I will be comparing the Gold Series card to two other cards I have on hand: a PNY Class 4 SDHC 4GB card and an OCZ Class 6 SDHC 4GB card. For benchmark testing, I used HD Tune 2.55 to analyze the minimum, maximum and average transfer rates of the three cards. I used the built-in card reader in my HP Pavilion tx1119us to conduct all of the tests here today.
First up is the minimum transfer rate, which notes the slowest transfer speed during the test. As expected, the Class 4 PNY card was a good deal slower than the two Class 6 units. Only .5 MB/sec separated the two OCZ cards.
Here we have the maximum transfer rate obtained during the test. The 4GB OCZ card narrowed the gap slightly on the Gold Series card, lagging behind by only .3 MB/sec.
Finally we have the average given by HD Tune. As you can see, the two OCZ cards are virtually identical in transfer speed.
I also conducted a real world test where I timed how long it would take to copy data to and from the Gold Series card. I used 535 MP3 files (2.44GB) in this test with the Gold card freshly formatted. It took 7 minutes, 2 seconds to copy the MP3 files from the hard drive to the flash card. Data transfer the other way, from the flash card to the hard drive, took only 3 minutes, 12 seconds. The results here were typical, as write speeds are almost always slower than read speeds.
Since this is a high-speed card, I decided to put it to the test using my Nikon D80 in continuous shot mode and recorded a video of this. There are a few things you will need to know about the camera before watching the video. It has a built-in memory buffer, represented as rXX on the camera's control panel when the shutter-release button is pressed. This number is updated as photographs are transferred to the memory card and more memory becomes available in the buffer. If 0 is displayed, the buffer is full and shooting will slow.
As you can see, the camera is capable of shooting photos very fast, and only after several shots does the memory buffer reache 0 and shooting slows unless I stop pressing the shutter button which speeds it up. Each photo snapped was roughly 3MB in size and as fast as they were being shot, that is a lot of data to transfer.
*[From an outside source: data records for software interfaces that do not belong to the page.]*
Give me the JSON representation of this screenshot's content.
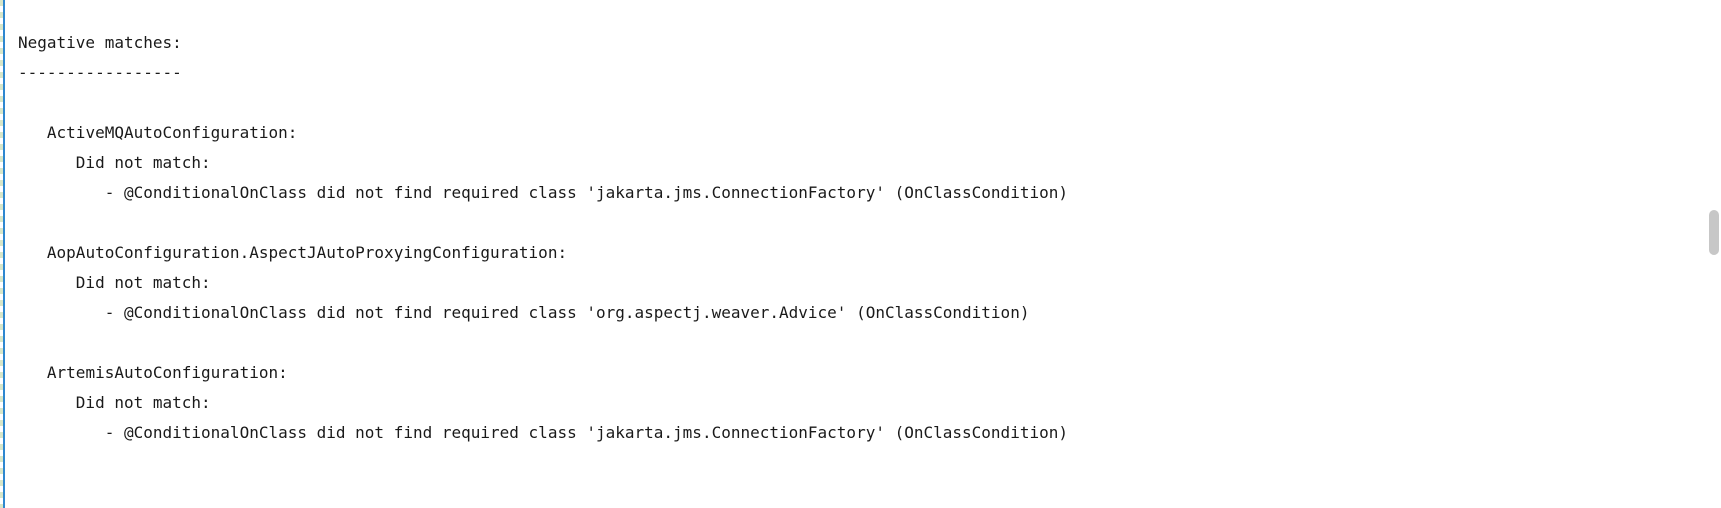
{
  "header": {
    "title": "Negative matches:",
    "divider": "-----------------"
  },
  "entries": [
    {
      "name": "ActiveMQAutoConfiguration:",
      "subhead": "Did not match:",
      "detail": "- @ConditionalOnClass did not find required class 'jakarta.jms.ConnectionFactory' (OnClassCondition)"
    },
    {
      "name": "AopAutoConfiguration.AspectJAutoProxyingConfiguration:",
      "subhead": "Did not match:",
      "detail": "- @ConditionalOnClass did not find required class 'org.aspectj.weaver.Advice' (OnClassCondition)"
    },
    {
      "name": "ArtemisAutoConfiguration:",
      "subhead": "Did not match:",
      "detail": "- @ConditionalOnClass did not find required class 'jakarta.jms.ConnectionFactory' (OnClassCondition)"
    }
  ]
}
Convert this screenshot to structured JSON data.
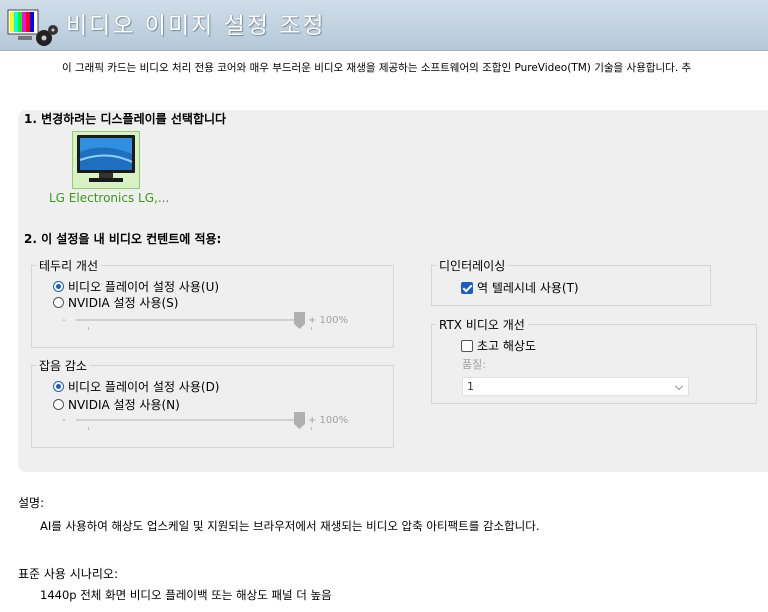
{
  "header": {
    "title": "비디오 이미지 설정 조정",
    "icon": "video-settings-icon"
  },
  "intro": "이 그래픽 카드는 비디오 처리 전용 코어와 매우 부드러운 비디오 재생을 제공하는 소프트웨어의 조합인 PureVideo(TM) 기술을 사용합니다. 추",
  "step1": {
    "title": "1. 변경하려는 디스플레이를 선택합니다",
    "display_label": "LG Electronics LG,..."
  },
  "step2": {
    "title": "2. 이 설정을 내 비디오 컨텐트에 적용:"
  },
  "edge": {
    "legend": "테두리 개선",
    "option_player": "비디오 플레이어 설정 사용(U)",
    "option_nvidia": "NVIDIA 설정 사용(S)",
    "selected": "player",
    "slider_minus": "-",
    "slider_value": "+ 100%",
    "level": 1.0
  },
  "noise": {
    "legend": "잡음 감소",
    "option_player": "비디오 플레이어 설정 사용(D)",
    "option_nvidia": "NVIDIA 설정 사용(N)",
    "selected": "player",
    "slider_minus": "-",
    "slider_value": "+ 100%",
    "level": 1.0
  },
  "deinterlace": {
    "legend": "디인터레이싱",
    "option": "역 텔레시네 사용(T)",
    "checked": true
  },
  "rtx": {
    "legend": "RTX 비디오 개선",
    "option": "초고 해상도",
    "checked": false,
    "quality_label": "품질:",
    "quality_value": "1"
  },
  "description": {
    "label": "설명:",
    "text": "AI를 사용하여 해상도 업스케일 및 지원되는 브라우저에서 재생되는 비디오 압축 아티팩트를 감소합니다."
  },
  "scenario": {
    "label": "표준 사용 시나리오:",
    "text": "1440p 전체 화면 비디오 플레이백 또는 해상도 패널 더 높음"
  },
  "colors": {
    "accent": "#1a5fc9",
    "selection_green": "#3a9a1a",
    "panel_bg": "#efefef",
    "header_bg": "#c4d4e2"
  }
}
I would, however, be curious to see if a 200x SDHC card could keep pace and allow for non-stop shooting, or if the host device itself (the camera) is limiting transfer speed.
The OCZ Gold Series 8GB SDHC Memory Card performed exactly as anticipated during benchmark and real-world testing. It was able to slightly edge out the non-Gold 4GB OCZ card despite them sharing the same Class 6 speed rating. The Class 4 PNY card was no match and would be better suited in devices like MP3 players or other equipment that don't have fast read / write demands.
I have been using the Gold card exclusively in my Nikon D80 which I use mostly to photograph review products and have probably snapped close to 700 photos without incident. As seen in the video above, the card was able to perform very well under continuous shot mode. Odds are, 99% of people won't be shooting in continuous shot mode non-stop, so the fact that the buffer did in fact get full after several shots shouldn't be much of an issue.
Like other memory and storage mediums, prices continue to drop on an almost daily basis. As of writing, the OCZ Gold Series 8GB SDHC Memory Card retails for $24.99 at a popular online reseller. OCZ also offers a lifetime warranty on this card, which is a step above the 3 year warranty offered on their previous line of SDHC cards.
If you are looking for a fast Class 6, 150x SDHC card and don't need a super speedy 200x card for continuous shot performance, the OCZ Gold Series 8GB SDHC Memory Card is certainly worth a look.